## EXERCISE INPUT
+ + +

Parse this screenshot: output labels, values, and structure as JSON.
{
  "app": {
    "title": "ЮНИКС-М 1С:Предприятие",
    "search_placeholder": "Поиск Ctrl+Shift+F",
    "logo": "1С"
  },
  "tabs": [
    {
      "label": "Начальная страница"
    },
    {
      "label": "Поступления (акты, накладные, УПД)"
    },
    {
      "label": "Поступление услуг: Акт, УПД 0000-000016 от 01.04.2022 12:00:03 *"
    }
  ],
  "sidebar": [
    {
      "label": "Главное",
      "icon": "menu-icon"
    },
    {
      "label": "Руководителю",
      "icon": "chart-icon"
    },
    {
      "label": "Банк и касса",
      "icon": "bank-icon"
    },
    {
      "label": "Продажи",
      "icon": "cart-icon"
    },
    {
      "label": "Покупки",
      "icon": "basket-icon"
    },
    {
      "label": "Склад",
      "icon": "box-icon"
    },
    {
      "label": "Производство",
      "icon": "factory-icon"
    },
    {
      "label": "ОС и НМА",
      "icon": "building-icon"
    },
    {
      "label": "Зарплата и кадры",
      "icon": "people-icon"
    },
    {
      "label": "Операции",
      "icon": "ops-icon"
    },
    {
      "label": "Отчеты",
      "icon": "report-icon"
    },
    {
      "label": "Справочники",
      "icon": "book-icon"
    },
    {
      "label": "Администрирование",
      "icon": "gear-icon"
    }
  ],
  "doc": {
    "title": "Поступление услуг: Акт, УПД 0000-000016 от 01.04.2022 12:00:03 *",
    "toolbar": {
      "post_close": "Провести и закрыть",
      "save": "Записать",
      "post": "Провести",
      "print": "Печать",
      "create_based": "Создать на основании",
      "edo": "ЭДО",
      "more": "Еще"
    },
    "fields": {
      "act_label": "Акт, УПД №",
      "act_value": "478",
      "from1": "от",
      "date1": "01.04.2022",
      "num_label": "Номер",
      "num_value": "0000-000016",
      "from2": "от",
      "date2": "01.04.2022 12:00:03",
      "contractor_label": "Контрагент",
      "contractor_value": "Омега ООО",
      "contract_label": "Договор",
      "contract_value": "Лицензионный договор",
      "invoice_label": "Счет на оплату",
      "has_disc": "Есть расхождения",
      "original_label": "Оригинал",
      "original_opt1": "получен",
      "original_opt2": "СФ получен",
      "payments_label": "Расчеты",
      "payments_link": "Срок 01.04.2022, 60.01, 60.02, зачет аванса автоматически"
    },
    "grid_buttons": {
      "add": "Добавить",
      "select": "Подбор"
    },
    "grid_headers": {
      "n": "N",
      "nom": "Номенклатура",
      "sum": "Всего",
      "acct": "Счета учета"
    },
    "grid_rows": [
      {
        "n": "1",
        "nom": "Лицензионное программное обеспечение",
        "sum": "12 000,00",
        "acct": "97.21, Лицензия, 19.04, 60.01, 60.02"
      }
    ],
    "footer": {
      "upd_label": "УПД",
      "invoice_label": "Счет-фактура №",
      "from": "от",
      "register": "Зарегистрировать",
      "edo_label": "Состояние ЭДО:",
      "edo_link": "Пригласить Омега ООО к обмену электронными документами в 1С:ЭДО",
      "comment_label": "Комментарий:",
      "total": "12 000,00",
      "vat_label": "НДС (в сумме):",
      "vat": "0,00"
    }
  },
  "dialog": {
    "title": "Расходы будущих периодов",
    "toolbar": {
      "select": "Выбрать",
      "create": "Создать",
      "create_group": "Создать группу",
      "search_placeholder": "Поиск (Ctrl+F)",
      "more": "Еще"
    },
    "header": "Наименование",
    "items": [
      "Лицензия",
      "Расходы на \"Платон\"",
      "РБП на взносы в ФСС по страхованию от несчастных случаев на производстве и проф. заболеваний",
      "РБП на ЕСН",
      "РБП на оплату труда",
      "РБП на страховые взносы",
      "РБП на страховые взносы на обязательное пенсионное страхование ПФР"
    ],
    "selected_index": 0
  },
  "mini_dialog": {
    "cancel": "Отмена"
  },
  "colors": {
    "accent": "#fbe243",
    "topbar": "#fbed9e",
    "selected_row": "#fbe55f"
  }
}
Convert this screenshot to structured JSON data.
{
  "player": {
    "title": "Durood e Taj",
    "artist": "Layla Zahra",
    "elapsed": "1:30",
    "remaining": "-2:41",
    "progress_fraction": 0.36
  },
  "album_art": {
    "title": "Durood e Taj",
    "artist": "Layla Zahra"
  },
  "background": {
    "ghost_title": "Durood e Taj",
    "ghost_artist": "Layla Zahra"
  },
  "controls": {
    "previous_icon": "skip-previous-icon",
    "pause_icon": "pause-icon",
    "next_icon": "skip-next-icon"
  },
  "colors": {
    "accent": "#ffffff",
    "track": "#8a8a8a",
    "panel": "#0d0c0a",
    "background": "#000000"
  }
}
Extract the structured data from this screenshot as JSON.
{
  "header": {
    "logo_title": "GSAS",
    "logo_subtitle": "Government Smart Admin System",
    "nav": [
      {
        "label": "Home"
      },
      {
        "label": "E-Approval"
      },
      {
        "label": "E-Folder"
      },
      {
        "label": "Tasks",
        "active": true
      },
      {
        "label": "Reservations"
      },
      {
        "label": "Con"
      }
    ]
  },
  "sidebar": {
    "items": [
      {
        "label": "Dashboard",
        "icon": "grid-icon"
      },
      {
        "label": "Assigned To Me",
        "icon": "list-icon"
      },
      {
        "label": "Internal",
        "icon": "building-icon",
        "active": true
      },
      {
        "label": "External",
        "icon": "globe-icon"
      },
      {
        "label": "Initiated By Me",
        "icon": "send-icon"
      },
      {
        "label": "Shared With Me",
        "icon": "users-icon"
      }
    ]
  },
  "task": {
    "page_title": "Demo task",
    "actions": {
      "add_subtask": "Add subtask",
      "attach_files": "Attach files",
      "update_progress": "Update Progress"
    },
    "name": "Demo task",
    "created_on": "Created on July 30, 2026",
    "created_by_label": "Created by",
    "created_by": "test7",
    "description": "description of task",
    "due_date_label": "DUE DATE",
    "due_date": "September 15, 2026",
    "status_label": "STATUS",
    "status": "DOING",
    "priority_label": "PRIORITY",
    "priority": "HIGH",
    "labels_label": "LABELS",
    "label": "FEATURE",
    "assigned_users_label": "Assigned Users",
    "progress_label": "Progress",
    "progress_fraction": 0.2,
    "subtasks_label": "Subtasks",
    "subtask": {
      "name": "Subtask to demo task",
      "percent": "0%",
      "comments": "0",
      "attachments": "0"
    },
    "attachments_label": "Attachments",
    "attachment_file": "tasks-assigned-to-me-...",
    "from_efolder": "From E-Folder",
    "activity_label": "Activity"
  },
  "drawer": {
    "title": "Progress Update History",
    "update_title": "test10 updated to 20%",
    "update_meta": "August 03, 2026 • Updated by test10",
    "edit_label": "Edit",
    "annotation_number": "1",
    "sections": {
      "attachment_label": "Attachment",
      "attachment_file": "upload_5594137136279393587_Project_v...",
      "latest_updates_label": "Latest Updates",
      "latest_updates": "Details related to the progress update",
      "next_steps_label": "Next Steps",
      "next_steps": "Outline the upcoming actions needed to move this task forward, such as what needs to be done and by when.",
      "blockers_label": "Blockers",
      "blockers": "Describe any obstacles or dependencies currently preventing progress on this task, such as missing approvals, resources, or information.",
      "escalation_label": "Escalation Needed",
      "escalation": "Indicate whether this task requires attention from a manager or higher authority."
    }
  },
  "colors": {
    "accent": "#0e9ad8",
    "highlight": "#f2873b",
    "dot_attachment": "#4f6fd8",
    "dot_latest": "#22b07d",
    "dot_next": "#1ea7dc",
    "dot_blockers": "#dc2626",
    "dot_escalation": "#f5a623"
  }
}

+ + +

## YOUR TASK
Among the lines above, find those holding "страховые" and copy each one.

## EXERCISE OUTPUT
      "РБП на страховые взносы",
      "РБП на страховые взносы на обязательное пенсионное страхование ПФР"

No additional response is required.